As you have probably noticed by the title, and the likely jarring background color, this page’s background is controlled by the users.
Not through an obvious interface either, it is controlled by encoding hexadecimal RGB colors into an IPv6 address.
I have a server listening for HTTP requests to port 80 on the IPv6 subnet
2602:fd50:f30:bbbb::/80, where the last 3 hextets encode the RGB color.
For instance a HTTP request to
2602:fd50:f30:bbbb::ff:0:0 would make the background of this page full red.
The page is updated every second to match the new background color.
hammy /data : curl http://\[2602:fd50:f30:bbbb::ca:ca:ca\]:80 Setting to color #cacaca
If the current background is a horrible color, do us all a favour and run
curl http://\[2602:fd50:f30:bbbb::cc:fb:fb\]:80 changing the last 3 hex numbers to be something else good-looking.
Alternatively just go to the following link, http://[2602:fd50:f30:bbbb:0:cc:fb:fb]/.
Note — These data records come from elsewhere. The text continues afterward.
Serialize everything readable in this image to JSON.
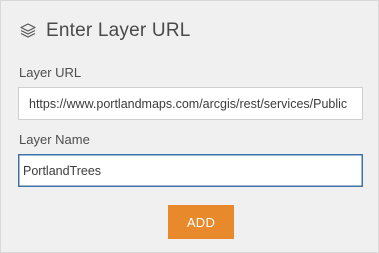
{
  "header": {
    "icon": "layers-icon",
    "title": "Enter Layer URL"
  },
  "form": {
    "url_label": "Layer URL",
    "url_value": "https://www.portlandmaps.com/arcgis/rest/services/Public",
    "name_label": "Layer Name",
    "name_value": "PortlandTrees",
    "add_button": "ADD"
  },
  "colors": {
    "panel_bg": "#f0f0f0",
    "accent": "#e8892b",
    "focus_border": "#3f73a8"
  }
}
If it says you can not connect it is because you likely do not have IPv6 support, check that at https://ipv6-test.com/.
This was actually pretty simple to pull off. I setup an ip6tables rule to route everything to the
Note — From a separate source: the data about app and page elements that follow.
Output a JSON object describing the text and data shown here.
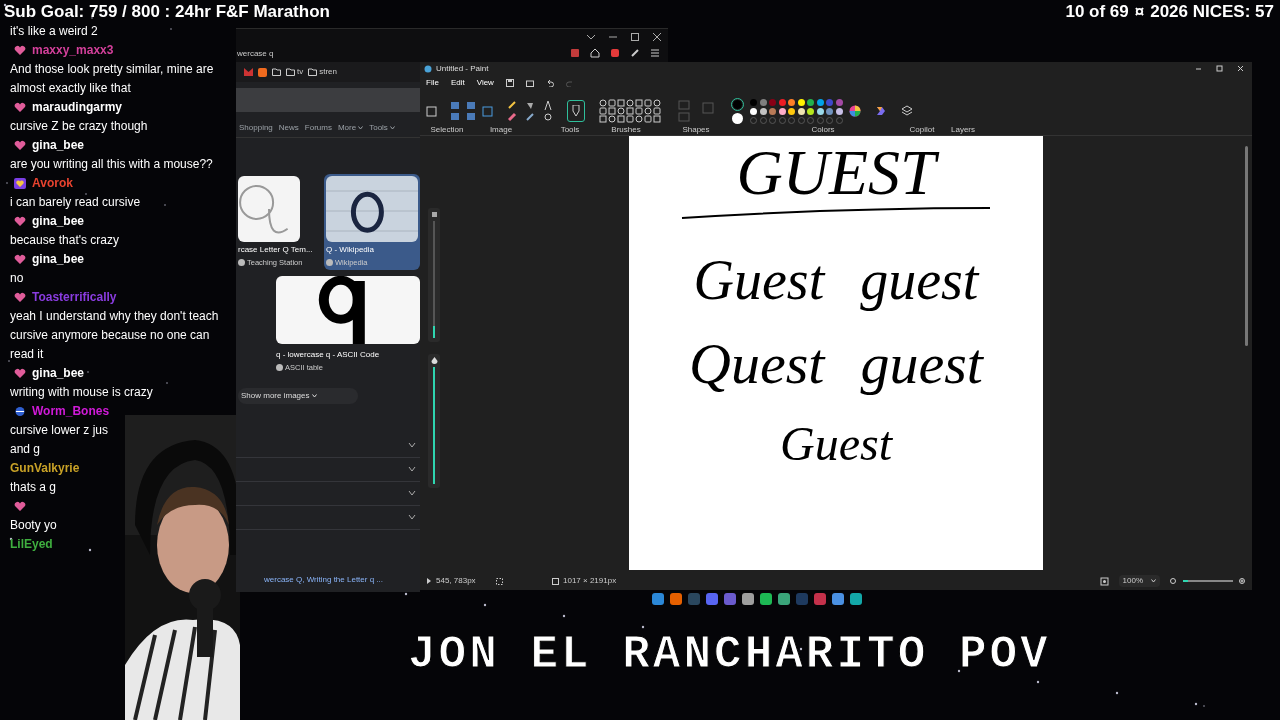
{
  "overlay": {
    "sub_goal": "Sub Goal: 759 / 800 : 24hr F&F Marathon",
    "counter": "10 of 69",
    "separator": "¤",
    "nices": "2026 NICES: 57",
    "banner": "JON EL RANCHARITO POV"
  },
  "chat": [
    {
      "text": "it's like a weird 2"
    },
    {
      "user": "maxxy_maxx3",
      "color": "#d4409b",
      "kind": "heart",
      "text": "And those look pretty similar, mine are almost exactly like that"
    },
    {
      "user": "maraudingarmy",
      "color": "#ffffff",
      "kind": "heart",
      "text": "cursive Z be crazy though"
    },
    {
      "user": "gina_bee",
      "color": "#ffffff",
      "kind": "heart",
      "text": "are you writing all this with a mouse??"
    },
    {
      "user": "Avorok",
      "color": "#e8432f",
      "kind": "gold",
      "text": "i can barely read cursive"
    },
    {
      "user": "gina_bee",
      "color": "#ffffff",
      "kind": "heart",
      "text": "because that's crazy"
    },
    {
      "user": "gina_bee",
      "color": "#ffffff",
      "kind": "heart",
      "text": "no"
    },
    {
      "user": "Toasterrifically",
      "color": "#8a3ce0",
      "kind": "heart",
      "text": "yeah I understand why they don't teach cursive anymore because no one can read it"
    },
    {
      "user": "gina_bee",
      "color": "#ffffff",
      "kind": "heart",
      "text": "writing with mouse is crazy"
    },
    {
      "user": "Worm_Bones",
      "color": "#d01ad8",
      "kind": "globe",
      "text": "cursive lower z jus"
    },
    {
      "text": "and g"
    },
    {
      "user": "GunValkyrie",
      "color": "#c9a227",
      "text": "thats a g"
    },
    {
      "kind": "heart",
      "text": "Booty yo"
    },
    {
      "user": "LilEyed",
      "color": "#3fae3f"
    }
  ],
  "browser": {
    "address": "wercase q",
    "bookmarks": [
      "tv",
      "stren"
    ],
    "tabs": [
      {
        "label": "Shopping",
        "menu": false
      },
      {
        "label": "News",
        "menu": false
      },
      {
        "label": "Forums",
        "menu": false
      },
      {
        "label": "More",
        "menu": true
      },
      {
        "label": "Tools",
        "menu": true
      }
    ],
    "results": [
      {
        "title": "rcase Letter Q Tem...",
        "source": "Teaching Station",
        "selected": false
      },
      {
        "title": "Q - Wikipedia",
        "source": "Wikipedia",
        "selected": true
      }
    ],
    "results_row2": [
      {
        "title": "q - lowercase q - ASCII Code",
        "source": "ASCII table"
      }
    ],
    "show_more": "Show more images",
    "sections": [
      {
        "expanded": false
      },
      {
        "expanded": false
      },
      {
        "expanded": false
      },
      {
        "expanded": false
      }
    ],
    "link": "wercase Q, Writing the Letter q ..."
  },
  "paint": {
    "title": "Untitled - Paint",
    "menu": [
      "File",
      "Edit",
      "View"
    ],
    "groups": [
      "Selection",
      "Image",
      "Tools",
      "Brushes",
      "Shapes",
      "Colors",
      "Copilot",
      "Layers"
    ],
    "palette_rows": [
      {
        "swatches": [
          {
            "color": "#000000"
          },
          {
            "color": "#7f7f7f"
          },
          {
            "color": "#880015"
          },
          {
            "color": "#ed1c24"
          },
          {
            "color": "#ff7f27"
          },
          {
            "color": "#fff200"
          },
          {
            "color": "#22b14c"
          },
          {
            "color": "#00a2e8"
          },
          {
            "color": "#3f48cc"
          },
          {
            "color": "#a349a4"
          }
        ]
      },
      {
        "swatches": [
          {
            "color": "#ffffff"
          },
          {
            "color": "#c3c3c3"
          },
          {
            "color": "#b97a57"
          },
          {
            "color": "#ffaec9"
          },
          {
            "color": "#ffc90e"
          },
          {
            "color": "#efe4b0"
          },
          {
            "color": "#b5e61d"
          },
          {
            "color": "#99d9ea"
          },
          {
            "color": "#7092be"
          },
          {
            "color": "#c8bfe7"
          }
        ]
      }
    ],
    "current_colors": [
      {
        "color": "#000000"
      },
      {
        "color": "#ffffff"
      }
    ],
    "size_slider": {
      "level": 0.1
    },
    "opacity_slider": {
      "level": 1
    },
    "canvas_lines": [
      {
        "words": [
          "GUEST"
        ],
        "underlined": true
      },
      {
        "words": [
          "Guest",
          "guest"
        ],
        "underlined": false
      },
      {
        "words": [
          "Quest",
          "guest"
        ],
        "underlined": false
      },
      {
        "words": [
          "Guest"
        ],
        "underlined": false
      }
    ],
    "cursor": "545, 783px",
    "canvas_size": "1017 × 2191px",
    "zoom": "100%",
    "zoom_slider": {
      "level": 0.1
    }
  },
  "taskbar": [
    {
      "color": "#2b88d8"
    },
    {
      "color": "#e66000"
    },
    {
      "color": "#2a475e"
    },
    {
      "color": "#5865f2"
    },
    {
      "color": "#6a5acd"
    },
    {
      "color": "#9e9e9e"
    },
    {
      "color": "#1db954"
    },
    {
      "color": "#3aa57a"
    },
    {
      "color": "#1e3a5f"
    },
    {
      "color": "#c4314b"
    },
    {
      "color": "#4a90e2"
    },
    {
      "color": "#13a8a8"
    }
  ]
}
2602:fd50:f30:bbbb::/80 subnet to a local port, because listening on the entire /80 would be insane.
ip6tables -t nat -A PREROUTING -d 2602:fd50:f30:bbbb::/80 -i eth0 -p tcp --dport 80 -j REDIRECT --to-ports 6969
Then on that port I have an express app running, this app recieves the request, checks
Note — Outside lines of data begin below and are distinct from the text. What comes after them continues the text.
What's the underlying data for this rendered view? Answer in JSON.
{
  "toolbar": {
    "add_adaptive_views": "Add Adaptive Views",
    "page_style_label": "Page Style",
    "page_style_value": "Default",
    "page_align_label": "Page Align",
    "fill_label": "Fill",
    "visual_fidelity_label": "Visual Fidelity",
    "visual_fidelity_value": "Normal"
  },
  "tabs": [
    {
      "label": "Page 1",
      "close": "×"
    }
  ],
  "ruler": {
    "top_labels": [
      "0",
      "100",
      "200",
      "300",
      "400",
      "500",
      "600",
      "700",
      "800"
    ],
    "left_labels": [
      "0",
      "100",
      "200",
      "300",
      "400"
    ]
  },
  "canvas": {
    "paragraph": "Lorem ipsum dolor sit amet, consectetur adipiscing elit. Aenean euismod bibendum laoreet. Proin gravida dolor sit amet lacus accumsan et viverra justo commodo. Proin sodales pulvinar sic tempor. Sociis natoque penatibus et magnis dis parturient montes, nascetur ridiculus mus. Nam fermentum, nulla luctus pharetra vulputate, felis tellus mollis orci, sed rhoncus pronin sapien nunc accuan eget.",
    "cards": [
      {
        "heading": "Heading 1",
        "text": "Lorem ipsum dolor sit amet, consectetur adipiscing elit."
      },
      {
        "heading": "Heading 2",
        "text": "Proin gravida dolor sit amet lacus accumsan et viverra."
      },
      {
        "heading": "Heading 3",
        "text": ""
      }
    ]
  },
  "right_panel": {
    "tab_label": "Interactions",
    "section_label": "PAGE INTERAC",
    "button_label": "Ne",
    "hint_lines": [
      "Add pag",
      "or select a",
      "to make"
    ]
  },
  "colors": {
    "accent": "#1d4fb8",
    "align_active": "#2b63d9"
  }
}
/proc/net/nf_conntrack to get the IP that this request was originally for and parses out the color from the IP.
The conntrack searching is done by matching the source IP and the source port, I wanted to use the socket’s
SO_ORIGINAL_DST option, but could not figure out a way to access it from NodeJS.
That new color is then written to disk, with this page making a HTTP request for that file every second and updating the background color accordingly.